--- ASSIGNED TASK ---
Read the records and write them out again exactly.

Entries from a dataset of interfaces

►

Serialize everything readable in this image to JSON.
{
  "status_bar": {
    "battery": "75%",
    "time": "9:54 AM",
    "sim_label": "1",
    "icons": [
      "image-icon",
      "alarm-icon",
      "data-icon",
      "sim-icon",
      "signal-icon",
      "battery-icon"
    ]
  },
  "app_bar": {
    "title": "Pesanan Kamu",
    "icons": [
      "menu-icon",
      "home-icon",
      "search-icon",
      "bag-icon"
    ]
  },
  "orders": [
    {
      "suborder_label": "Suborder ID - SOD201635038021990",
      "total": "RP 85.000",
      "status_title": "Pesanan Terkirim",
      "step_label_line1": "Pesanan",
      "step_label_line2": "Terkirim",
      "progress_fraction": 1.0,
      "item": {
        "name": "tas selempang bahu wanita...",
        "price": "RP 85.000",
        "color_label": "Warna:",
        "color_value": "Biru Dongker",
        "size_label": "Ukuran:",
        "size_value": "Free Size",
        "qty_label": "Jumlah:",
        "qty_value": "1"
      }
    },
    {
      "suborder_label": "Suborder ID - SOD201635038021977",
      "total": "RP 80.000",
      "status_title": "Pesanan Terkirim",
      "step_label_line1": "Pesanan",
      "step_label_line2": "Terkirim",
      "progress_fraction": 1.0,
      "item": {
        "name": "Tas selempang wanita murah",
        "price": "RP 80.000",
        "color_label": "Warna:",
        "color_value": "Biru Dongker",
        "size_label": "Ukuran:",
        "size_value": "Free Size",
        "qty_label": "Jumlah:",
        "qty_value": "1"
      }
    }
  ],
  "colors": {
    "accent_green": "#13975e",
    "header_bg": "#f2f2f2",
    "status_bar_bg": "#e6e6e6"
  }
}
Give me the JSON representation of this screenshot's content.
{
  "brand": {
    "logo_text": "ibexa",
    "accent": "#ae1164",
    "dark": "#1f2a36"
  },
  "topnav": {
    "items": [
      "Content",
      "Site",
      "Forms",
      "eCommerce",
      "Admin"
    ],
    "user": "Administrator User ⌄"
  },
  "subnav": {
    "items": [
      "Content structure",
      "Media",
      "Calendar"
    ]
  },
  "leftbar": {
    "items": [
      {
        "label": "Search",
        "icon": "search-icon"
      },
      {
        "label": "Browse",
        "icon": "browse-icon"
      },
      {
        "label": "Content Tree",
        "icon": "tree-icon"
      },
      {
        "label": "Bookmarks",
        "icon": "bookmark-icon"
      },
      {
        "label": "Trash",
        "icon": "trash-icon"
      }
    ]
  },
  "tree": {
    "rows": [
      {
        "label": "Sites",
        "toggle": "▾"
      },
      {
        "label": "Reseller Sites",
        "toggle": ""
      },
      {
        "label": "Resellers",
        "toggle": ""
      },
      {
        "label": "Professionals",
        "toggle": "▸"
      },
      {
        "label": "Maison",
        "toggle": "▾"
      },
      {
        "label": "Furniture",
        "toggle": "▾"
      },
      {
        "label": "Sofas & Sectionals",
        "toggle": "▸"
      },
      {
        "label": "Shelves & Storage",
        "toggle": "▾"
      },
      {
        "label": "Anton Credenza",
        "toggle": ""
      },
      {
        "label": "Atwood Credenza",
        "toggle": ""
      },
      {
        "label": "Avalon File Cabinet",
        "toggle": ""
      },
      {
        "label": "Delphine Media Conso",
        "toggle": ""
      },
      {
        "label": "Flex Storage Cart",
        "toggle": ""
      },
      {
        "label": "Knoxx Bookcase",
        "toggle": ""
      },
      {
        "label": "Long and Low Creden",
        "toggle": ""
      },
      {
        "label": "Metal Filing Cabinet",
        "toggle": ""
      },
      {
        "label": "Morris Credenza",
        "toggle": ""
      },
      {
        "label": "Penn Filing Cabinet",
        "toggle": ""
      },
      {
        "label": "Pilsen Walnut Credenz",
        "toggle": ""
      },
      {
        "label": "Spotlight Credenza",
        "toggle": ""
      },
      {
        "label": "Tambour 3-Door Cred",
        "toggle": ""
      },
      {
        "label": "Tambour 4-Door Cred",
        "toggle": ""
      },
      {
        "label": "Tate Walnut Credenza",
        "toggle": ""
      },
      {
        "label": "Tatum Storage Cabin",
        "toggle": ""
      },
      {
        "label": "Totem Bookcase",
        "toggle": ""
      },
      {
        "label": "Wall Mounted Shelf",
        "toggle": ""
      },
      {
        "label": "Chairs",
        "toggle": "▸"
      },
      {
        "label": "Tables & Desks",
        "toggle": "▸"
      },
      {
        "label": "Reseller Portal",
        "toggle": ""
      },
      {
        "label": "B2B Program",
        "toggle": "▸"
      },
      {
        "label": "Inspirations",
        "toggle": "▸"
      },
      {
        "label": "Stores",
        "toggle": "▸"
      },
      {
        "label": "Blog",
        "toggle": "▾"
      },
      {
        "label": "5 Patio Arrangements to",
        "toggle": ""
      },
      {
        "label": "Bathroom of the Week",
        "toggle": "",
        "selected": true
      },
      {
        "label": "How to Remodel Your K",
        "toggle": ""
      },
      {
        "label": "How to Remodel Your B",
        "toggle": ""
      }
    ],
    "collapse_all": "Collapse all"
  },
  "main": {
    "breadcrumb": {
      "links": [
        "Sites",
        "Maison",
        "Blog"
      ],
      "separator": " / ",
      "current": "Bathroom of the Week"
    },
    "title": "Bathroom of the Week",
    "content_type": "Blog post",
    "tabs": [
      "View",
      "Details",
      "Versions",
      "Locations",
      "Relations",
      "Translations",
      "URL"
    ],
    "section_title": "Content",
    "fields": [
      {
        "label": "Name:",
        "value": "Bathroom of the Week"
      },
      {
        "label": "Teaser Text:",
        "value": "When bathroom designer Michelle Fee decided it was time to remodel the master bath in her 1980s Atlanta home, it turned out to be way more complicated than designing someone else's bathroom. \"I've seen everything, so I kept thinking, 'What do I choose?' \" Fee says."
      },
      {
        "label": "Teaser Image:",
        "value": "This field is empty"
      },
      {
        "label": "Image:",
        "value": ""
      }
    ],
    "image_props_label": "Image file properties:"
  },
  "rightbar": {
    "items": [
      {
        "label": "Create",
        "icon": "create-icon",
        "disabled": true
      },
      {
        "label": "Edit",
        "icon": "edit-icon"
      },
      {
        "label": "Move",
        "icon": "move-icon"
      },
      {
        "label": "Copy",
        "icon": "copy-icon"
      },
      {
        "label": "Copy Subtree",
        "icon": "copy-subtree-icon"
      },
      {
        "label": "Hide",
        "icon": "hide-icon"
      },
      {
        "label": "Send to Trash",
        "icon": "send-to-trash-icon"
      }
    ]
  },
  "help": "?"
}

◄

--- SOLUTION FOR THIS EXERCISE ---
Serialize everything readable in this image to JSON.
{
  "status_bar": {
    "battery": "75%",
    "time": "9:54 AM",
    "sim_label": "1",
    "icons": [
      "image-icon",
      "alarm-icon",
      "data-icon",
      "sim-icon",
      "signal-icon",
      "battery-icon"
    ]
  },
  "app_bar": {
    "title": "Pesanan Kamu",
    "icons": [
      "menu-icon",
      "home-icon",
      "search-icon",
      "bag-icon"
    ]
  },
  "orders": [
    {
      "suborder_label": "Suborder ID - SOD201635038021990",
      "total": "RP 85.000",
      "status_title": "Pesanan Terkirim",
      "step_label_line1": "Pesanan",
      "step_label_line2": "Terkirim",
      "progress_fraction": 1.0,
      "item": {
        "name": "tas selempang bahu wanita...",
        "price": "RP 85.000",
        "color_label": "Warna:",
        "color_value": "Biru Dongker",
        "size_label": "Ukuran:",
        "size_value": "Free Size",
        "qty_label": "Jumlah:",
        "qty_value": "1"
      }
    },
    {
      "suborder_label": "Suborder ID - SOD201635038021977",
      "total": "RP 80.000",
      "status_title": "Pesanan Terkirim",
      "step_label_line1": "Pesanan",
      "step_label_line2": "Terkirim",
      "progress_fraction": 1.0,
      "item": {
        "name": "Tas selempang wanita murah",
        "price": "RP 80.000",
        "color_label": "Warna:",
        "color_value": "Biru Dongker",
        "size_label": "Ukuran:",
        "size_value": "Free Size",
        "qty_label": "Jumlah:",
        "qty_value": "1"
      }
    }
  ],
  "colors": {
    "accent_green": "#13975e",
    "header_bg": "#f2f2f2",
    "status_bar_bg": "#e6e6e6"
  }
}
Give me the JSON representation of this screenshot's content.
{
  "brand": {
    "logo_text": "ibexa",
    "accent": "#ae1164",
    "dark": "#1f2a36"
  },
  "topnav": {
    "items": [
      "Content",
      "Site",
      "Forms",
      "eCommerce",
      "Admin"
    ],
    "user": "Administrator User ⌄"
  },
  "subnav": {
    "items": [
      "Content structure",
      "Media",
      "Calendar"
    ]
  },
  "leftbar": {
    "items": [
      {
        "label": "Search",
        "icon": "search-icon"
      },
      {
        "label": "Browse",
        "icon": "browse-icon"
      },
      {
        "label": "Content Tree",
        "icon": "tree-icon"
      },
      {
        "label": "Bookmarks",
        "icon": "bookmark-icon"
      },
      {
        "label": "Trash",
        "icon": "trash-icon"
      }
    ]
  },
  "tree": {
    "rows": [
      {
        "label": "Sites",
        "toggle": "▾"
      },
      {
        "label": "Reseller Sites",
        "toggle": ""
      },
      {
        "label": "Resellers",
        "toggle": ""
      },
      {
        "label": "Professionals",
        "toggle": "▸"
      },
      {
        "label": "Maison",
        "toggle": "▾"
      },
      {
        "label": "Furniture",
        "toggle": "▾"
      },
      {
        "label": "Sofas & Sectionals",
        "toggle": "▸"
      },
      {
        "label": "Shelves & Storage",
        "toggle": "▾"
      },
      {
        "label": "Anton Credenza",
        "toggle": ""
      },
      {
        "label": "Atwood Credenza",
        "toggle": ""
      },
      {
        "label": "Avalon File Cabinet",
        "toggle": ""
      },
      {
        "label": "Delphine Media Conso",
        "toggle": ""
      },
      {
        "label": "Flex Storage Cart",
        "toggle": ""
      },
      {
        "label": "Knoxx Bookcase",
        "toggle": ""
      },
      {
        "label": "Long and Low Creden",
        "toggle": ""
      },
      {
        "label": "Metal Filing Cabinet",
        "toggle": ""
      },
      {
        "label": "Morris Credenza",
        "toggle": ""
      },
      {
        "label": "Penn Filing Cabinet",
        "toggle": ""
      },
      {
        "label": "Pilsen Walnut Credenz",
        "toggle": ""
      },
      {
        "label": "Spotlight Credenza",
        "toggle": ""
      },
      {
        "label": "Tambour 3-Door Cred",
        "toggle": ""
      },
      {
        "label": "Tambour 4-Door Cred",
        "toggle": ""
      },
      {
        "label": "Tate Walnut Credenza",
        "toggle": ""
      },
      {
        "label": "Tatum Storage Cabin",
        "toggle": ""
      },
      {
        "label": "Totem Bookcase",
        "toggle": ""
      },
      {
        "label": "Wall Mounted Shelf",
        "toggle": ""
      },
      {
        "label": "Chairs",
        "toggle": "▸"
      },
      {
        "label": "Tables & Desks",
        "toggle": "▸"
      },
      {
        "label": "Reseller Portal",
        "toggle": ""
      },
      {
        "label": "B2B Program",
        "toggle": "▸"
      },
      {
        "label": "Inspirations",
        "toggle": "▸"
      },
      {
        "label": "Stores",
        "toggle": "▸"
      },
      {
        "label": "Blog",
        "toggle": "▾"
      },
      {
        "label": "5 Patio Arrangements to",
        "toggle": ""
      },
      {
        "label": "Bathroom of the Week",
        "toggle": "",
        "selected": true
      },
      {
        "label": "How to Remodel Your K",
        "toggle": ""
      },
      {
        "label": "How to Remodel Your B",
        "toggle": ""
      }
    ],
    "collapse_all": "Collapse all"
  },
  "main": {
    "breadcrumb": {
      "links": [
        "Sites",
        "Maison",
        "Blog"
      ],
      "separator": " / ",
      "current": "Bathroom of the Week"
    },
    "title": "Bathroom of the Week",
    "content_type": "Blog post",
    "tabs": [
      "View",
      "Details",
      "Versions",
      "Locations",
      "Relations",
      "Translations",
      "URL"
    ],
    "section_title": "Content",
    "fields": [
      {
        "label": "Name:",
        "value": "Bathroom of the Week"
      },
      {
        "label": "Teaser Text:",
        "value": "When bathroom designer Michelle Fee decided it was time to remodel the master bath in her 1980s Atlanta home, it turned out to be way more complicated than designing someone else's bathroom. \"I've seen everything, so I kept thinking, 'What do I choose?' \" Fee says."
      },
      {
        "label": "Teaser Image:",
        "value": "This field is empty"
      },
      {
        "label": "Image:",
        "value": ""
      }
    ],
    "image_props_label": "Image file properties:"
  },
  "rightbar": {
    "items": [
      {
        "label": "Create",
        "icon": "create-icon",
        "disabled": true
      },
      {
        "label": "Edit",
        "icon": "edit-icon"
      },
      {
        "label": "Move",
        "icon": "move-icon"
      },
      {
        "label": "Copy",
        "icon": "copy-icon"
      },
      {
        "label": "Copy Subtree",
        "icon": "copy-subtree-icon"
      },
      {
        "label": "Hide",
        "icon": "hide-icon"
      },
      {
        "label": "Send to Trash",
        "icon": "send-to-trash-icon"
      }
    ]
  },
  "help": "?"
}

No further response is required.